tf.nn.threadsol.com/dine-cell-phone.php Men of every clime and nation, Every faith, and sect, and creed, Lay aside your idle jangling, Come and staunch the wounds that bleed. On my people's blighted bosom, Mountain weights of sorrow lay; Stop not now to ask the question, Who shall roll the stone away?
Set to work the moral forces, That are yours of church and state; Teach them how to war and battle 'Gainst oppression, wrong, and hate. Frances Ellen Watkins Harper heard in the Christian Gospel a call to action and lived her life in service to that call. She challenged the understandings of her day and took many personal risks, using both her written words and her public speaking to encourage others to to take action. Her short story Two Offers was the first short story to be published by an African American.
It tells the story of two cousins and the paths their lives had taken. One sought marriage for safety and the other who had been brought up in poverty went on to achieve an important place as a writer. At the end of the story this second woman gets up from the deathbed of her cousin who had chosen safety and a conventional life and rededicates herself to the path she had chosen. Listen now as she speaks for in these words we hear Ms.

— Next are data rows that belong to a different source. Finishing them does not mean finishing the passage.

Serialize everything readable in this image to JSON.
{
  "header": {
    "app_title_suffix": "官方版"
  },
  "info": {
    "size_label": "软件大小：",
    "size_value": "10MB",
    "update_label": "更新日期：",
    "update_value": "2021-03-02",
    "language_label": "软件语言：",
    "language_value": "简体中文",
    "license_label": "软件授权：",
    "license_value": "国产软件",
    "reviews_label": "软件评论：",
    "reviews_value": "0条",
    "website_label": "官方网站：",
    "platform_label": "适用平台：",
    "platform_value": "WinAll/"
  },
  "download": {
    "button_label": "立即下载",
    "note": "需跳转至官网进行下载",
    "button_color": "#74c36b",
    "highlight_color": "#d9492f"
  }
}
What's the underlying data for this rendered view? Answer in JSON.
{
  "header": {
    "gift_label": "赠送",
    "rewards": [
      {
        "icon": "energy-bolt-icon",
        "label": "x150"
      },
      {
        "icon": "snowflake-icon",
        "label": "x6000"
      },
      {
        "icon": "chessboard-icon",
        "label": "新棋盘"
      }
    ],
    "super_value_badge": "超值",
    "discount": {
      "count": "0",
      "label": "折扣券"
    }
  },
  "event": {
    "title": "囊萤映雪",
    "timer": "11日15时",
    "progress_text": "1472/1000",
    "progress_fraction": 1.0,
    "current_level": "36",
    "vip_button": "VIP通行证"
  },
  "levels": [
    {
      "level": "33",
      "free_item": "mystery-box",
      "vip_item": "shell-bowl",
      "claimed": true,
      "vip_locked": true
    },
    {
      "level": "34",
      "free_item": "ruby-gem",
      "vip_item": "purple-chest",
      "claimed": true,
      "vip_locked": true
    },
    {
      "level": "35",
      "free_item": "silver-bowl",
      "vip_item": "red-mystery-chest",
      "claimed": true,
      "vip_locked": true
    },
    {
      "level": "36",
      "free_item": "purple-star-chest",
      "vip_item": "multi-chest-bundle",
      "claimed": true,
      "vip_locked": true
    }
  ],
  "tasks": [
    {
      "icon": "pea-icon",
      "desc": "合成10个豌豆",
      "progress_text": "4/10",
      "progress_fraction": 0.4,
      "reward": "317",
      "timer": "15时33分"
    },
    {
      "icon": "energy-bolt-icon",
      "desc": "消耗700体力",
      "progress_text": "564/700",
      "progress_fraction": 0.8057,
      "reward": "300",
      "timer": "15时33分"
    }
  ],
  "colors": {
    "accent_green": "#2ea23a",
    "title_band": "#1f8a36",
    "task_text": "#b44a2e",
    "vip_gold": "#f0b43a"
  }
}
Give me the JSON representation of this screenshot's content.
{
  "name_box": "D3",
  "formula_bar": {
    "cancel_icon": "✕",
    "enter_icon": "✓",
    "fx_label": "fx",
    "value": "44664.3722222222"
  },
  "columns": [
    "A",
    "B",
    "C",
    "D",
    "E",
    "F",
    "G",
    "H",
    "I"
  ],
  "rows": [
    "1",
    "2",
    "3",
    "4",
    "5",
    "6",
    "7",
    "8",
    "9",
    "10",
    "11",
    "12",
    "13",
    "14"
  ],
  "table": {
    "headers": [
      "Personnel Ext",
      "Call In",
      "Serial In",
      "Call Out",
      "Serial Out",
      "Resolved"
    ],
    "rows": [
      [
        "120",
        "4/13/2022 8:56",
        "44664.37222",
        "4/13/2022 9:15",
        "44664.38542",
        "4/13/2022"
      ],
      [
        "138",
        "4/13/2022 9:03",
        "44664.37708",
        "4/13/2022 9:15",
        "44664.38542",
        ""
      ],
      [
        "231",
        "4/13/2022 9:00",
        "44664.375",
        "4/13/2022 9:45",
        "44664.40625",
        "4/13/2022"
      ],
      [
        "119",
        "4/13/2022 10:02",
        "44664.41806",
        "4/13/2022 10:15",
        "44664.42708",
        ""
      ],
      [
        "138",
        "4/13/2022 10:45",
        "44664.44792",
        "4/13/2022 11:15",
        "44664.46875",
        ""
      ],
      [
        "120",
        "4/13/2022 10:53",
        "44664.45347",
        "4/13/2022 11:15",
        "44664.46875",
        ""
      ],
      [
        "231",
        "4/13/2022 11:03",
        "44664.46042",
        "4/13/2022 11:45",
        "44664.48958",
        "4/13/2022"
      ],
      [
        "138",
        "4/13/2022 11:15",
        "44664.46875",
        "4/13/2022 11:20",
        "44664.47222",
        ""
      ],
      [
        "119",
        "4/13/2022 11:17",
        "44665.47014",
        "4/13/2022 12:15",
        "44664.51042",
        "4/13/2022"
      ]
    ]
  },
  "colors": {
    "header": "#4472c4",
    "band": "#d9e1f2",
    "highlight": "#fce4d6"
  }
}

Harper speaking of herself and the life she chose to live and the meaning she found there. Two Offers p Her cousin turned from that death bed a sadder and wiser woman. She resolved more earnestly than ever to make the world better by her example, gladder by her presence, and to kindle the fires of her genius on the altars of universal love and truth. She had a higher and better object in all her writings than the mere acquisition of gold, or acquirement of fame. She felt that she had a high and holy mission on the battle-field of existence, that life was not given her to be frittered away in nonsense, or wasted away in trifling pursuits.
She would willingly espouse an unpopular cause but not an unrighteous one. In her the down-trodden slave found an earnest advocate; the flying fugitive remembered her kindness as he stepped cautiously through our Republic, to gain his freedom in a monarchial land, having broken the chains on which the rust of centuries had gathered. Little children learned to name her with affection, the poor called her blessed, as she broke her bread to the pale lips of hunger. Her life was like a beautiful story, only it was clothed with the dignity of reality and invested with the sublimity of truth.
True, she was an old maid, no husband brightened her life with his love, or shaded it with his neglect.
No children nestling lovingly in her arms called her mother. No one appended Mrs.